George Alfred Denny, older brother of Harry S. Denny*, studied at the Ballarat School of Mines, University of Melbourne, graduating in 1890. He then worked as an engineer in the United States, Canada, South America and Hungary. He came to South Africa in 1892, working in mining and construction at various places in the Transvaal. In 1893 he wrote a brief report, published in Pietermaritzburg, on the "Denny-Dalton gold fields", a gold-bearing banket formation in the district of Vryheid, KwaZulu-Natal. That same year he became a foundation member of the Australian Institute of Mining Engineers, as well as a member of the American Institute of Mining Engineers and the North of England Institute of Mining and Metallurgy. From 1895 to 1897 he was consulting engineer to Creewell & Symons of London and Johannesburg. During the latter year he started as consulting engineer to G. & L. Albu of the General Mining and Finance Corporation, with responsibility for some ten mines. Around this time he published "Notes on an examination of a mine in the Klerksdorp district, ZAR" in the Transactions of the Institution of Mining and Metallurgy (1896-1897). His brother Harry was in partnership with him for several years.

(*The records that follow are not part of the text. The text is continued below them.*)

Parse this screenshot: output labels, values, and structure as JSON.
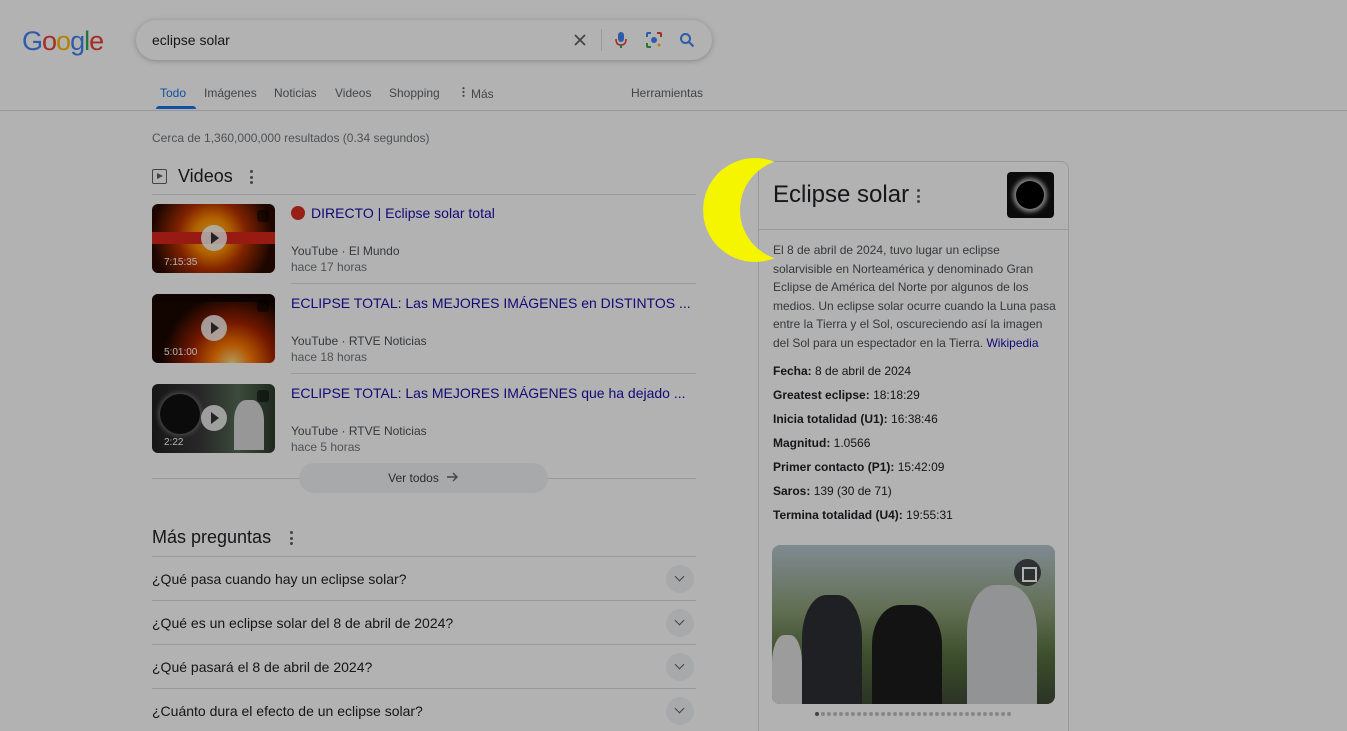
{
  "header": {
    "logo_letters": [
      {
        "ch": "G",
        "color": "#4285f4"
      },
      {
        "ch": "o",
        "color": "#ea4335"
      },
      {
        "ch": "o",
        "color": "#fbbc05"
      },
      {
        "ch": "g",
        "color": "#4285f4"
      },
      {
        "ch": "l",
        "color": "#34a853"
      },
      {
        "ch": "e",
        "color": "#ea4335"
      }
    ],
    "search": {
      "query": "eclipse solar"
    },
    "tabs": [
      "Todo",
      "Imágenes",
      "Noticias",
      "Videos",
      "Shopping",
      "Más"
    ],
    "tools": "Herramientas"
  },
  "result_stats": "Cerca de 1,360,000,000 resultados (0.34 segundos)",
  "videos": {
    "heading": "Videos",
    "items": [
      {
        "title": "DIRECTO | Eclipse solar total",
        "source": "YouTube",
        "channel": "El Mundo",
        "age": "hace 17 horas",
        "duration": "7:15:35"
      },
      {
        "title": "ECLIPSE TOTAL: Las MEJORES IMÁGENES en DISTINTOS ...",
        "source": "YouTube",
        "channel": "RTVE Noticias",
        "age": "hace 18 horas",
        "duration": "5:01:00"
      },
      {
        "title": "ECLIPSE TOTAL: Las MEJORES IMÁGENES que ha dejado ...",
        "source": "YouTube",
        "channel": "RTVE Noticias",
        "age": "hace 5 horas",
        "duration": "2:22"
      }
    ],
    "see_all": "Ver todos"
  },
  "paa": {
    "heading": "Más preguntas",
    "questions": [
      "¿Qué pasa cuando hay un eclipse solar?",
      "¿Qué es un eclipse solar del 8 de abril de 2024?",
      "¿Qué pasará el 8 de abril de 2024?",
      "¿Cuánto dura el efecto de un eclipse solar?"
    ]
  },
  "knowledge_panel": {
    "title": "Eclipse solar",
    "description": "El 8 de abril de 2024, tuvo lugar un eclipse solarvisible en Norteamérica y denominado Gran Eclipse de América del Norte por algunos de los medios. Un eclipse solar ocurre cuando la Luna pasa entre la Tierra y el Sol, oscureciendo así la imagen del Sol para un espectador en la Tierra.",
    "source_link": "Wikipedia",
    "facts": [
      {
        "label": "Fecha:",
        "value": "8 de abril de 2024"
      },
      {
        "label": "Greatest eclipse:",
        "value": "18:18:29"
      },
      {
        "label": "Inicia totalidad (U1):",
        "value": "16:38:46"
      },
      {
        "label": "Magnitud:",
        "value": "1.0566"
      },
      {
        "label": "Primer contacto (P1):",
        "value": "15:42:09"
      },
      {
        "label": "Saros:",
        "value": "139 (30 de 71)"
      },
      {
        "label": "Termina totalidad (U4):",
        "value": "19:55:31"
      }
    ]
  },
  "colors": {
    "link": "#1a0dab",
    "accent": "#1a73e8",
    "highlight": "#f5f500"
  }
}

Denny joined the South African Association of Engineers and Architects in January 1898. However, on 29 September the previous year he and E.J. Way* had already read a paper before the association, on "The 'Bladray' electric drill", developed and patented by Way and others (Proceedings, 1897-1898, Vol. 4, pp. 24-45). At the next meeting, on 27 October, Denny read a paper on "The location of deep level shafts", dealing mainly with the cost-effectiveness of various approaches to choosing the location of mine shafts (pp. 60-75). He was president of the association in 1905-1906 (its name had by then changed to the South African Association of Engineers), having been vice-president the previous year. In 1902 he became a foundation member of the South African Association for the Advancement of Science, and at its second annual meeting, held in Johannesburg in 1904, delivered a paper on prospecting with diamond drills (Report, 1904, pp. 332-356). He also served on the committee for Section C of the association that year. In 1905 he joined the British Association for the Advancement of Science when it met in South Africa.

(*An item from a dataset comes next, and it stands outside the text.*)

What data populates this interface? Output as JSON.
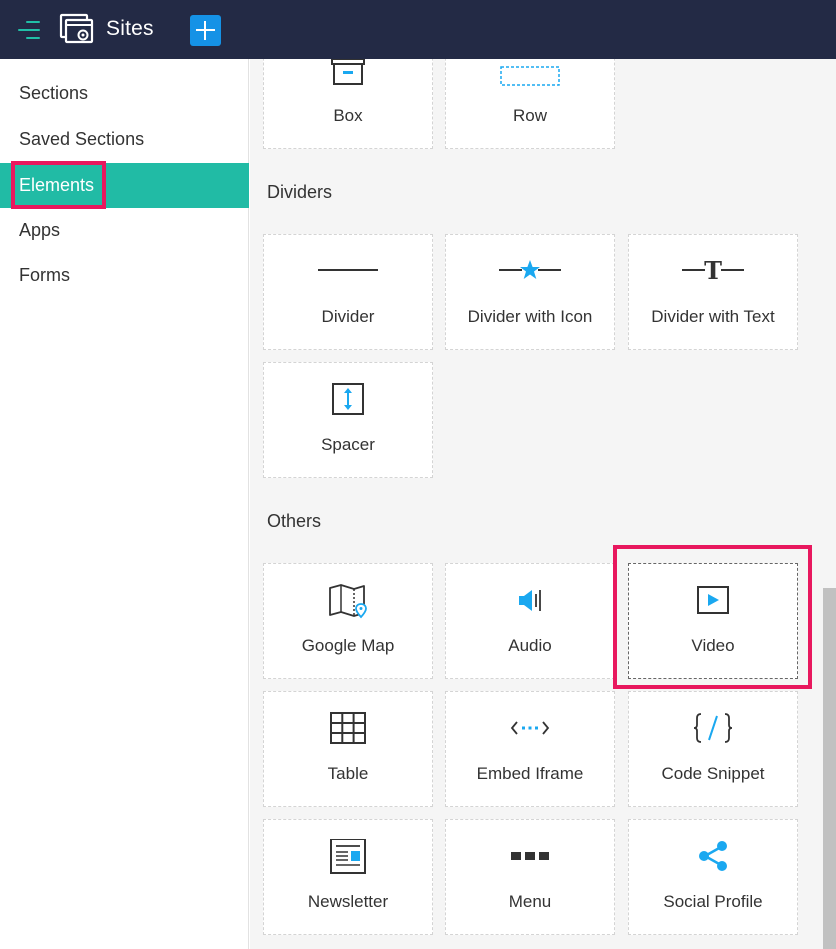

Denny's reputation was largely based on his development of the "all-sliming process", a new metallurgical process for the continuous and automatic treatment of gold ore slimes (suspension of fine ore particles). The process improved the cost-effectiveness of many gold recovery plants. He wrote several technical books during his career in South Africa: The Klerksdorp gold fields (London, 1897), a description of the geology and economic conditions in the Klerksdorp district, was the standard work on its topic for some time. Diamon drilling for gold and other minerals (London, 1900) was a practical handbook on the use and cost of modern diamond core drills in prospecting and mining. This was followed, despite the disruption caused by the Anglo-Boer War (1899-1902), by The deep-level mines of the Rand and their future development considered from the commercial point of view (London, 1902). A few years later he wrote a lengthy paper on "Design and working of gold-milling equipment, with special reference to the Witwatersrand", which was published by the (British) Institution of Civil Engineers in their Excerpt Minutes of Proceedings (1905-1906, Vol. 166, Part 4). In 1909 he contributed an article on "The origin of the gold of the Rand gold fields" to the journal Discoveries in Economic Geology. Finally, with his brother Harry as co-author, he wrote a lengthy paper on "The new developments in ore treatment on the Rand", dealing with the metallurgy of gold, for The Mining Journal (London, 1921, 56 p.)
Denny was a British citizen. In 1903 he married Winifred Bennett of Durban and in 1906 left South Africa for London. In 1909 he was awarded a United States patent for an improved ore grinding machine. Later he worked in America, but by 1935 was back in South Africa, where he applied for rights to prospect in Zululand. He settled in KwaZulu-Natal, where he died. He was elected a Fellow of the Royal Society of Arts in 1934.